Our lives are torn with grief over the deaths that come to us on life’s journey. And as we age, there are more loved ones missing from our lives. For me, three of the people I miss the most are my parents and my late sister, Marion. Their deaths have left gaping holes in my heart, but they still serve as role models.
When I was young and grumbled about having to do something I didn’t want to do, my mother often replied, “Offer it up.” Like many Roman Catholics of that era, she wasn’t big on God-talk, but I think that what she was telling me was this: embrace what God has put before you, including the tough things, and let your life serve as an example of Christian service. Offer your life up as an example of love in action.
My sister endured a drawn-out death exacerbated by dementia. Anxiety often overwhelmed me when I was with her during her final years, seeing her abilities fade, like circuits being pulled out of an old-fashioned telephone switchboard. Speech became more and more difficult as time passed, and her mood went up and down like a yo-yo. Yet she said two words in almost every conversation that became a kind of living prayer: “Stay positive.” Yes, I still grieve her absence, but when her face floats up into my mind’s eye, I try to keep her positive outlook in mind.
We are an Easter people, and Easter invites us to look for resurrection when the death of dreams, of our spirit, of our lives as we have known them, seems imminent – when we receive almost daily reports that creation is under threat as never before from climate change, loss of biodiversity and other kinds of environmental damage; when a pandemic that has curtailed our lives so much during the past three years still leaves its grim mark on our spirits, both individually and as a nation.
We can choose to allow the resurrected Jesus to live through our bodies and voices, our thoughts and dreams, our arms and faces. We are the Body of Christ. This is not merely a nice metaphor; it speaks of a reality by which we live as Easter people. Living a new life with Christ means infinitely more than being a good church member. It means literally living with Him, and letting his spirit penetrate our being. “Behold, I make all things new,” God tells us (Revelation 21:5). God did not say he would make all new things but all things new. God is going to take what we are and make it new – if we are open to his invitation.
Jesus is with us now, within us. He is also outside us, in others. We meet him especially in those who need our love, those we can feed, clothe, visit, forgive, and work alongside towards a world that lives out justice and dignity for all. “Live by the Spirit… the fruit of the Spirit is love, joy, peace, patience, kindness, generosity, faithfulness, gentleness and self-control” (Galatians 5:16-23).
Easter reminds us that our baptism must mean something; it should transform our lives and inspire us to hunger and thirst for justice and peace.

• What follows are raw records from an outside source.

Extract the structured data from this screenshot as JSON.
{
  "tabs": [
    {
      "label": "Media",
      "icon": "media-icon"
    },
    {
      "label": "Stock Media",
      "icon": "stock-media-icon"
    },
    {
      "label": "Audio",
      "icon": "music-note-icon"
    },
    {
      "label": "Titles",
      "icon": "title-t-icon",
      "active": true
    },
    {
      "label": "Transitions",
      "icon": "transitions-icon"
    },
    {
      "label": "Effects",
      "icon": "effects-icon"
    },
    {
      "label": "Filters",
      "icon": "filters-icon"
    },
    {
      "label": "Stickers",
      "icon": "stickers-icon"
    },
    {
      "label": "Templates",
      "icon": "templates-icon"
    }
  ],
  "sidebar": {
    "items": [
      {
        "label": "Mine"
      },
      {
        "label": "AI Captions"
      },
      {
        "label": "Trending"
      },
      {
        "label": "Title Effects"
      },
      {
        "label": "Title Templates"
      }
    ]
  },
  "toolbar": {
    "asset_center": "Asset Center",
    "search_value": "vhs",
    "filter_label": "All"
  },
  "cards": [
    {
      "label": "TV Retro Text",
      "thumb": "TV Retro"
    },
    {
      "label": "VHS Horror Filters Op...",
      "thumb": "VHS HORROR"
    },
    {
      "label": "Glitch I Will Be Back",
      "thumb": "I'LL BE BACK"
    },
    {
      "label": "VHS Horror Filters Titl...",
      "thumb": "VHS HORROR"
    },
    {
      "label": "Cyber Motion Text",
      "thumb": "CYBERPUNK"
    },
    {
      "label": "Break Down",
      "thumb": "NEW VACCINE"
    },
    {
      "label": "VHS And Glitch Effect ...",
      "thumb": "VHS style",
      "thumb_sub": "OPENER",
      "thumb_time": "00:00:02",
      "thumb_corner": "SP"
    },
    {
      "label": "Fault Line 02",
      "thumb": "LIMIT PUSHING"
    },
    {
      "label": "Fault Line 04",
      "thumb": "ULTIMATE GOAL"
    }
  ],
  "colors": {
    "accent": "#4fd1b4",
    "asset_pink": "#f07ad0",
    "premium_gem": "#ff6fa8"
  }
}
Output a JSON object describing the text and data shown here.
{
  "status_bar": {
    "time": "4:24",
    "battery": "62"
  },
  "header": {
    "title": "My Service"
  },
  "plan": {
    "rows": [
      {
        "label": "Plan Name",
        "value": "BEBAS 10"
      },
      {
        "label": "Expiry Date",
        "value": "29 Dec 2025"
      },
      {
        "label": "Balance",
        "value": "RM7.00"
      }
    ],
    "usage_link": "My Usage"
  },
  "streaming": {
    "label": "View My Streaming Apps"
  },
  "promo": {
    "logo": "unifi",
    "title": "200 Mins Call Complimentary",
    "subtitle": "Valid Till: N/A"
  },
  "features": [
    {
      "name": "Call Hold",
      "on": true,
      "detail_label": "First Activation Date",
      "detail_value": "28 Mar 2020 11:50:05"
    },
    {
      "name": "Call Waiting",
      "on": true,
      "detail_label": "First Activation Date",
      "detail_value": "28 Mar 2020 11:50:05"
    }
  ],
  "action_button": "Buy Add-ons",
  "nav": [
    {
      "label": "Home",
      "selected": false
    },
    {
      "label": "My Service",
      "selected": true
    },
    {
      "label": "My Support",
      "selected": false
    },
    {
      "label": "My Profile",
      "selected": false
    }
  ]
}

It should lead us to commit to live by the values that Jesus embodied.
It’s far from easy to live out this call, especially in a world that entices us to think first and foremost of ourselves. One of the best ways to sustain us in this calling is to follow the example set before us by Jesus and by those we’ve known or still know, who embody new life in their actions, and can inspire us when the going gets tough. We can also be inspired by the miracle of new life we witness every spring: tender shoots of grass, plants and flowers springing up from what had been frozen ground only a few weeks earlier.